From supersensitive detections of magnetic fields to quantum information processing, the key to a number of highly promising advanced technologies may lie in one of the most common defects in diamonds. Researchers at the Lawrence Berkeley National Laboratory (Berkeley Lab) and the University of California (UC) Berkeley have taken an important step towards unlocking this key with the first ever detailed look at critical ultrafast processes in these diamond defects.
Using two-dimensional electronic spectroscopy on picoand femto-second time-scales, a research team led by Graham Fleming, Vice Chancellor for Research at UC Berkeley and faculty scientist with Berkeley Lab’s Physical Biosciences Division, has recorded unprecedented observations of energy moving through the atom-sized diamond impurities known as nitrogen-vacancy (NV) centers. An NV center is created when two adjacent carbon atoms in a diamond crystal are replaced by a nitrogen atom and an empty gap.
"Our use of 2D electronic spectroscopy allowed us to essentially map the flow of energy through the NV center in real time and observe critical quantum mechanical effects," Fleming says. "The results hold broad implications for magnetometry, quantum information, nanophotonics, sensing and ultrafast spectroscopy."
Fleming is the corresponding author of a paper that describes this research entitled "Vibrational and electronic dynamics of nitrogen-vacancy centres in diamond revealed by two-dimensional ultrafast spectroscopy." The lead author is Vanessa Huxter, former member of Fleming’s research group and now a professor at the University of Arizona. Other co-authors are Thomas Oliver and Dmitry Budker, both of whom holds joint appointments with Berkeley Lab and UC Berkeley.
These 2D electronic spectroscopy measurements have provided us with the first window into the ultrafast dynamics of NV centers in diamond," says Huxter. "We were able to observe previously hidden vibrational and electronic properties of the NV center system, including the discovery of vibrational coherences lasting about two picoseconds, which on a quantum mechanical scale is a surprisingly long time."
Given the ubiquitous presence of weak magnetic fields, a sufficiently sensitive detector could be used in a wide range of applications including medical diagnostic and treatment procedures, chemical analyses, energy exploration and homeland security (to detect explosives). Diamond NV centers are held to be one of the finest magnetic sensors possible on the nanoscale. Diamond NV centers are also highly promising candidates for the creation of qubits - data encoded through quantum-spin rather than electrical charge that will be the heart and soul of quantum computing. Qubits can store exponentially more data and process it billions of times faster than classical computer bits.
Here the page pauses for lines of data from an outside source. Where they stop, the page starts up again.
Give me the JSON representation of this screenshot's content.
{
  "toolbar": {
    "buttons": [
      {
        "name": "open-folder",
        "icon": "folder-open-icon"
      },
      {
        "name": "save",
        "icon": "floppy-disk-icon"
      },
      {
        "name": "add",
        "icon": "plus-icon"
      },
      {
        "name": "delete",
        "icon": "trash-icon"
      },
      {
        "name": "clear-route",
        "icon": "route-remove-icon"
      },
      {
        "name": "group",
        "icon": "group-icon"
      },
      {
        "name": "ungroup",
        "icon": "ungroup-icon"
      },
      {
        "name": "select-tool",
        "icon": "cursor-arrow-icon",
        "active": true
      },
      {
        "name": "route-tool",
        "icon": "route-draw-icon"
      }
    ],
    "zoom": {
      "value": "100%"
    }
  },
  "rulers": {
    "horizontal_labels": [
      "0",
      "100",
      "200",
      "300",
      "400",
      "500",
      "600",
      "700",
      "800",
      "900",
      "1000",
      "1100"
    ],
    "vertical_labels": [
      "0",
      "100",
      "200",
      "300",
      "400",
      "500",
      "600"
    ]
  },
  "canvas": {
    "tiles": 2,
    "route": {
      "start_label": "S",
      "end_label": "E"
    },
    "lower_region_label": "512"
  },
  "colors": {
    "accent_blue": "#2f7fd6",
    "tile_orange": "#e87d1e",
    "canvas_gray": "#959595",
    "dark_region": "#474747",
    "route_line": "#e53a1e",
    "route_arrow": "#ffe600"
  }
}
However, for these rich promises to be fully met, a much better fundamental understanding is needed of the electronic-state dynamics when an NV center is energized.
Says co-author Budker, a UC Berkeley physics professor with Berkeley Lab’s Nuclear Sciences Division and leading authority on NV center physics, "NV centers in diamond are already becoming a workhorse in magnetometry and other sensor fields, but they remain somewhat of a black box in that we still don’t know understand some important features of their energy levels and dynamics. Our findings in this study provide a starting point for new insights into such critical electronic-state phenomena as dephasing, spin addressing and relaxation."
This study was made possible by the unique 2D electronic spectroscopy technique, which was first developed by Fleming and his research group to study the quantum mechanical underpinnings of photosynthesis. This ultrafast technique enables researchers to track the transfer of energy between atoms or molecules that are coupled (connected) through their electronic and vibrational states. Tracking is done through both time and space. It is accomplished by sequentially flashing light from three laser beams on a sample while a fourth beam serves as a local oscillator to amplify and phase-match the resulting spectroscopic signals.
"By providing femtosecond temporal resolution and nanometer spatial resolution, 2D electronic spectroscopy allows us to simultaneously follow the dynamics of multiple electronic states," says Fleming, who has compared this technology to the early super-heterodyne radios.
In this new study, the use of 2D electronic spectroscopy revealed that the vibrational modes of NV centers in diamond - a subject of keen scientific interest because these modes directly affect optical and material properties - are strongly coupled to the defect.
"We were able to identify a number of individual vibrational modes and found that these modes were almost all local to the defect centers and that they were coherent – quantum mechanically coupled – for about two picoseconds," says Huxter.
“Through a combination of theory and observation, researchers had suspected that NV center vibrational modes were primarily local to the defect, but our direct observation of the vibrations and their coupling to the excitation states confirms this idea."
In addition, the researchers also were able to measure non-radiative relaxation in the excited state, a property that must be understood and exploited for the creation of qubits.
"We found that the non-radiative relaxation timescale for NV centers in diamond was around four picoseconds, which was slower than we had expected given the number of vibrational states," Huxter says.
The information acquired from this study should make it possible to tune the properties of NV centers in diamonds and open up new avenues for research.
"For example, by optically pumping the NV centers we could specifically excite phonon modes based on their coupling factors," Fleming says. "This would allow the development of diamonds with NV centers that can be used for quantum storage and information processing based on both phonons and spin."